#### [YOUR ASSIGNMENT]
Every line of the material that mentions the word "Today" should be copied out.
[DATA TO USE — start]
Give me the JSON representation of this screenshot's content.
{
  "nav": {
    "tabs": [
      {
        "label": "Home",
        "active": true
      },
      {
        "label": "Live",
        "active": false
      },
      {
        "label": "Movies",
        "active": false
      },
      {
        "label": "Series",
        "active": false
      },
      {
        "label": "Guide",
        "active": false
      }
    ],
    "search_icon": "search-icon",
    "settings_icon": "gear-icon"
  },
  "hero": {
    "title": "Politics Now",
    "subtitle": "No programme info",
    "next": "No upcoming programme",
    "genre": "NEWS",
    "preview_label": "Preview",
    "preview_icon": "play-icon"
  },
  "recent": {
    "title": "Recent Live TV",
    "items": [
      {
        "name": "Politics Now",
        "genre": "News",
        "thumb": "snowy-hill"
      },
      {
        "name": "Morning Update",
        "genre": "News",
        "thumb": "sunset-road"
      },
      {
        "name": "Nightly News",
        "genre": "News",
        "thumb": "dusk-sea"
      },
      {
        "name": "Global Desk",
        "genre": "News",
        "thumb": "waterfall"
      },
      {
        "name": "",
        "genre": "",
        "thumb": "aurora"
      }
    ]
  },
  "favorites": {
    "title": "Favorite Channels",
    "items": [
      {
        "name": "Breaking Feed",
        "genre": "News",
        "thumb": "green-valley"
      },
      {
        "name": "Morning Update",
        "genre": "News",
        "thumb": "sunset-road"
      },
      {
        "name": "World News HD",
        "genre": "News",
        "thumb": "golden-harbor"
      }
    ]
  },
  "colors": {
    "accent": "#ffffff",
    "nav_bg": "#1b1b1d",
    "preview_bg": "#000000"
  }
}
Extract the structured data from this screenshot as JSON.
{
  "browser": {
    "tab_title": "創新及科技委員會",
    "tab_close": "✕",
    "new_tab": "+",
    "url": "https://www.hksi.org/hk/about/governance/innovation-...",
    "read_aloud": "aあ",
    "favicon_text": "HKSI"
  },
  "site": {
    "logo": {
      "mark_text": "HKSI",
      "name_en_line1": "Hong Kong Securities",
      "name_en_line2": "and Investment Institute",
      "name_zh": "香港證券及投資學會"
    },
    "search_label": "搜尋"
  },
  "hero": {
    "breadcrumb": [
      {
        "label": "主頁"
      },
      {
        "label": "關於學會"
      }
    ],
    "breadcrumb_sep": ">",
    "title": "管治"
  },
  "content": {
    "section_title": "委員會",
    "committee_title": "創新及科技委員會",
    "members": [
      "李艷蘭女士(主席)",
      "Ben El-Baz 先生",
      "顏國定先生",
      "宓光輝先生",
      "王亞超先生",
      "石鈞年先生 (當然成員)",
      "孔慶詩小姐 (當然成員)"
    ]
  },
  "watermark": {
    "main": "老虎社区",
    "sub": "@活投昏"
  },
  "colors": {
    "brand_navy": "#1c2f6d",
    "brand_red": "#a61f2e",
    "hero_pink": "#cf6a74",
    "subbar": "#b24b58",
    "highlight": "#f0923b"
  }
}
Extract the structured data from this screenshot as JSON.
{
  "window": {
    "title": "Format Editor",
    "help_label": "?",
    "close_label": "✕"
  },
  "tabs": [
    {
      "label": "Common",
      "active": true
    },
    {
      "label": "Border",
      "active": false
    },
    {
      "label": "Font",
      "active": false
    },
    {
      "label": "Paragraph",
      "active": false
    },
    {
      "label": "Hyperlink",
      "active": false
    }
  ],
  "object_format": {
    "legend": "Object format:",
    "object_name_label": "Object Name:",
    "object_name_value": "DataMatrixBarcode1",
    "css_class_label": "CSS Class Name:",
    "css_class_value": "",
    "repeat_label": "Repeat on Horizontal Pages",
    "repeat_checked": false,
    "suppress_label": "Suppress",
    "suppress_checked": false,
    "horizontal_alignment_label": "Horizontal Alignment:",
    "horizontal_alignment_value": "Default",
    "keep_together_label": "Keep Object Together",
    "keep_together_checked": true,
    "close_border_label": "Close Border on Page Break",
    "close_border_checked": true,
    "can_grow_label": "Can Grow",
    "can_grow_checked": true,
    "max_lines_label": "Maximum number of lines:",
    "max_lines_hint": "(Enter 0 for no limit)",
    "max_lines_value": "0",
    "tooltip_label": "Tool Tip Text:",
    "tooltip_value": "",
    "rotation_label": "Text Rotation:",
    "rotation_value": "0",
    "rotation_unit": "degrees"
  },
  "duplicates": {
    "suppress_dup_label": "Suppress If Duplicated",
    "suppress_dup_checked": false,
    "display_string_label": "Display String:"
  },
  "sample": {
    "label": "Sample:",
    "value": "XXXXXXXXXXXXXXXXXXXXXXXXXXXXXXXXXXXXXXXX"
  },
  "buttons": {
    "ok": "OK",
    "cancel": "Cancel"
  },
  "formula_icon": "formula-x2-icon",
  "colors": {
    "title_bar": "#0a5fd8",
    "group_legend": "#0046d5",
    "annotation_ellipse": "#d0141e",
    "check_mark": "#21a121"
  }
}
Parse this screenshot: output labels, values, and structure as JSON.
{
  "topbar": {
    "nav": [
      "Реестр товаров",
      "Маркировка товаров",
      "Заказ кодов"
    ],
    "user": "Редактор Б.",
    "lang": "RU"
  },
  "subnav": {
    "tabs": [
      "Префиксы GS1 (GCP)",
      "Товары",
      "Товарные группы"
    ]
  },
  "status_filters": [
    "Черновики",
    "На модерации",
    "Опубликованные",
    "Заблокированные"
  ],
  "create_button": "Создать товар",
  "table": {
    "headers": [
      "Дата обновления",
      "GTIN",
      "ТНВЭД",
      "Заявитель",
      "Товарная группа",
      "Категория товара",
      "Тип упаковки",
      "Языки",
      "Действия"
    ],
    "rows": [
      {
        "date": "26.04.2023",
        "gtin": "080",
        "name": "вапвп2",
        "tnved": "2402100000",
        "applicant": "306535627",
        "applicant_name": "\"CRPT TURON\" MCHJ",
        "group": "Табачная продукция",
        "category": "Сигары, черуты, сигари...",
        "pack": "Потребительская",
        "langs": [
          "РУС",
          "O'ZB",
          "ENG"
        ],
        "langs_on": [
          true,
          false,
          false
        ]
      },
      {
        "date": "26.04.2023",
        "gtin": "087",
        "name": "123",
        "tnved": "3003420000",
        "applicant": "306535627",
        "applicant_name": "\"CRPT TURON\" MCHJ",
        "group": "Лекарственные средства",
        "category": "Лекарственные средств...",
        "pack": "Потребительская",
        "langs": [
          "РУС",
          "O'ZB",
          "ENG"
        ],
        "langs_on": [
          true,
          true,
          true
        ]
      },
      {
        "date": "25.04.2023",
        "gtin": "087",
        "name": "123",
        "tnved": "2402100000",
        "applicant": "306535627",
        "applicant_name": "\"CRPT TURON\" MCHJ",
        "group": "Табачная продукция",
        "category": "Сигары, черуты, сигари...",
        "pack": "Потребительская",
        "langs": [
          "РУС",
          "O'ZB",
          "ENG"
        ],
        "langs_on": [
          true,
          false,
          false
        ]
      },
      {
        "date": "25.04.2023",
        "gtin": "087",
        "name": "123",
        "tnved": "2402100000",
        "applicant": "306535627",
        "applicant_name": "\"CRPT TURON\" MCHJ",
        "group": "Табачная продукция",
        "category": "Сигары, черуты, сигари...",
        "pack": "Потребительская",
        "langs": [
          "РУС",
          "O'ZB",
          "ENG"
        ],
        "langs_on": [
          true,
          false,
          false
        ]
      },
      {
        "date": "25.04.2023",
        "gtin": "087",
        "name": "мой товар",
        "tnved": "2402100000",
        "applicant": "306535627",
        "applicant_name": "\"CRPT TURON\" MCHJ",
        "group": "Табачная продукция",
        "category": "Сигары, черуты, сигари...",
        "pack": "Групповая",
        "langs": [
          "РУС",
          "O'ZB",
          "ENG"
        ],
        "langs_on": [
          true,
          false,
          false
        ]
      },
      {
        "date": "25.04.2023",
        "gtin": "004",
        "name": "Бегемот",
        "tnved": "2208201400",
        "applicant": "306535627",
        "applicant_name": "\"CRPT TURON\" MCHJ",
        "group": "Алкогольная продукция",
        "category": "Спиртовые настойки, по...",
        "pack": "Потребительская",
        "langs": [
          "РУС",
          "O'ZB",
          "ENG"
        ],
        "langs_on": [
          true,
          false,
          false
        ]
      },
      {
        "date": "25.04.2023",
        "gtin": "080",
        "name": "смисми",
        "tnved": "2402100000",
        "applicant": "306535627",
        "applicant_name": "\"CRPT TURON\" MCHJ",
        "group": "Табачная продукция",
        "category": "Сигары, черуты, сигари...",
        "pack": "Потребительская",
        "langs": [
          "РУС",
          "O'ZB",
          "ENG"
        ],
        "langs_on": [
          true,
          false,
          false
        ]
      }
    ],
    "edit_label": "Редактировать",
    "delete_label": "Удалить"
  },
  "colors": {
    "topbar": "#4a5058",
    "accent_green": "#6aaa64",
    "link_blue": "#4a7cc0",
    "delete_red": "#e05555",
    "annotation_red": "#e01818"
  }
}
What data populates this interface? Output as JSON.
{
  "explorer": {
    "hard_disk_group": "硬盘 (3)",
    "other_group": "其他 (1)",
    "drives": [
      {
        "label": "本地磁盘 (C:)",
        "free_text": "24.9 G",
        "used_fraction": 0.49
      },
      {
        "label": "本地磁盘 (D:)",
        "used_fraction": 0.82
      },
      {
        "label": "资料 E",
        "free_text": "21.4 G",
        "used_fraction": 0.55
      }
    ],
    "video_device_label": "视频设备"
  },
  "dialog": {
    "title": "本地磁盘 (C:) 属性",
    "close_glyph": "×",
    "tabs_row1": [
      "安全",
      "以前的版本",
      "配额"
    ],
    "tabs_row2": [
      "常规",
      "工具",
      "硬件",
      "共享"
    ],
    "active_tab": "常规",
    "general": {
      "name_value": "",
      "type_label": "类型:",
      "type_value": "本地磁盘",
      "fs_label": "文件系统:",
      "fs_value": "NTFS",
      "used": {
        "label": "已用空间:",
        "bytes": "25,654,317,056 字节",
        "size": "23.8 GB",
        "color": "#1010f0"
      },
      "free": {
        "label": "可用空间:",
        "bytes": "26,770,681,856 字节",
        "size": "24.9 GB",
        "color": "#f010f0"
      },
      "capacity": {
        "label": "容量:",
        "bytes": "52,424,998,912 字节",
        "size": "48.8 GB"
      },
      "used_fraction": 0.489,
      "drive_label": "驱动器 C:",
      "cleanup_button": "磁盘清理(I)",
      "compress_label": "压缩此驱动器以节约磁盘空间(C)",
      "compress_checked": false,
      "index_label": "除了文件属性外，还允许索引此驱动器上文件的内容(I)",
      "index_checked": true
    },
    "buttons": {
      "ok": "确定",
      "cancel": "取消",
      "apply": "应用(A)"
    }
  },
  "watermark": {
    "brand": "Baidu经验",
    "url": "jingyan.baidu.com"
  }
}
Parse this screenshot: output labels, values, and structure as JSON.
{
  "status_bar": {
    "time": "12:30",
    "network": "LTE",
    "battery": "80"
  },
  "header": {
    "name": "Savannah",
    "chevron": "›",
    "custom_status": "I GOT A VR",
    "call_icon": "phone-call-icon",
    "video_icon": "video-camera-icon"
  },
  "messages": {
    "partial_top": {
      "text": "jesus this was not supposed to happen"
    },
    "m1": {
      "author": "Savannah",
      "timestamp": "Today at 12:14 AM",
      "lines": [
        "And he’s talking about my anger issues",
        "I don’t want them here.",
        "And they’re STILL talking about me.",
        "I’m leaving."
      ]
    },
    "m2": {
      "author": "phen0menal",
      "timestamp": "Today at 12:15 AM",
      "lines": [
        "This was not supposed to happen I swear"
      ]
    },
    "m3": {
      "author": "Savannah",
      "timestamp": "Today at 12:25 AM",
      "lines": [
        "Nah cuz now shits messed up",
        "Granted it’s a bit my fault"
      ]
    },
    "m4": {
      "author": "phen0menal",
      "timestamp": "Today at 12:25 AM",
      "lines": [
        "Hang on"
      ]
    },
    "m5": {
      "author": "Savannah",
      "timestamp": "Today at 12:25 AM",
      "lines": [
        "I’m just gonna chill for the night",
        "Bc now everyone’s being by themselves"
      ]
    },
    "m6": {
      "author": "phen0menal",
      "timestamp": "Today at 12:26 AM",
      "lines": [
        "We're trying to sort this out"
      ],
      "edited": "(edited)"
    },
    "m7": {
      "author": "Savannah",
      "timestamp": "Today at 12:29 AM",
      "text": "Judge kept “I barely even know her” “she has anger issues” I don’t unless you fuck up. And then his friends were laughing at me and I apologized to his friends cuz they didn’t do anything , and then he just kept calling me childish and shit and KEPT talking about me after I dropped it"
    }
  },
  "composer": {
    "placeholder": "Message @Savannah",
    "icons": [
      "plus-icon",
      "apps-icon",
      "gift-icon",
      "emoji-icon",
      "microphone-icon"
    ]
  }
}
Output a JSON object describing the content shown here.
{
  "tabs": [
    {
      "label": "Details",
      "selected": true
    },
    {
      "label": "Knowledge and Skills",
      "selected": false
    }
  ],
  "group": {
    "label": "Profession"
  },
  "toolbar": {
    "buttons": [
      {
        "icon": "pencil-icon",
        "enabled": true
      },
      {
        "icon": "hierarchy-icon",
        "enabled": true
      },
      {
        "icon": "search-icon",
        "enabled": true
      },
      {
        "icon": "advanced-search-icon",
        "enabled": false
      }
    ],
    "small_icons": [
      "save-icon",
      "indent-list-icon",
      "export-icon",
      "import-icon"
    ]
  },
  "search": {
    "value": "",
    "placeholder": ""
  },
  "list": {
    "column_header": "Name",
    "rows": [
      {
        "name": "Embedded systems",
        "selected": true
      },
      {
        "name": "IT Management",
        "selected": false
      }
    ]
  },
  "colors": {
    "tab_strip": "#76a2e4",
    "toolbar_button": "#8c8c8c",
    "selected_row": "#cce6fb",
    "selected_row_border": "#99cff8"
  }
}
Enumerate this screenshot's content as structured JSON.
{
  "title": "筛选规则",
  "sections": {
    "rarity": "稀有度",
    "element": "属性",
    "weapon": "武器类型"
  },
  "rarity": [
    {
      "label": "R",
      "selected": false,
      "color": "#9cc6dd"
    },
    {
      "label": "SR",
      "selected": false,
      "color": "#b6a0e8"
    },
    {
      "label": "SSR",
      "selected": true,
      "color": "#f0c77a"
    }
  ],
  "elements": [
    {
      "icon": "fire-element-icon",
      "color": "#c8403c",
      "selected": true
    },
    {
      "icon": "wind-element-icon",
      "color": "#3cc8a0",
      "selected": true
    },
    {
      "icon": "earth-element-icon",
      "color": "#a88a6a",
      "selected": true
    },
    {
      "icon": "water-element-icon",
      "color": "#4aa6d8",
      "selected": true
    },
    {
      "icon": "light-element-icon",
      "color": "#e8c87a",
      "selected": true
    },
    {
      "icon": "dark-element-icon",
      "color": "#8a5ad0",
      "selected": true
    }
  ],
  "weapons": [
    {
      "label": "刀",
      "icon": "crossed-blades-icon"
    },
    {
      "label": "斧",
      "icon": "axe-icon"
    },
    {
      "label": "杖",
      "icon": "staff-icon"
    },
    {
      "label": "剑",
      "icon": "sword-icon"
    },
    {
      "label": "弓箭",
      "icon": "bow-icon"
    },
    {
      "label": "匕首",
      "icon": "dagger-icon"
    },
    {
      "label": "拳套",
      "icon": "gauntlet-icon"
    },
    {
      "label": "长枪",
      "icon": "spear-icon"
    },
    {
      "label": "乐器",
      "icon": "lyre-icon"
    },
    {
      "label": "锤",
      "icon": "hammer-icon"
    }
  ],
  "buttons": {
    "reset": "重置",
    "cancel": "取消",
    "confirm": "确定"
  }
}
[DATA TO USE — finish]
#### [ANSWER AREA]
      "timestamp": "Today at 12:14 AM",
      "timestamp": "Today at 12:15 AM",
      "timestamp": "Today at 12:25 AM",
      "timestamp": "Today at 12:25 AM",
      "timestamp": "Today at 12:25 AM",
      "timestamp": "Today at 12:26 AM",
      "timestamp": "Today at 12:29 AM",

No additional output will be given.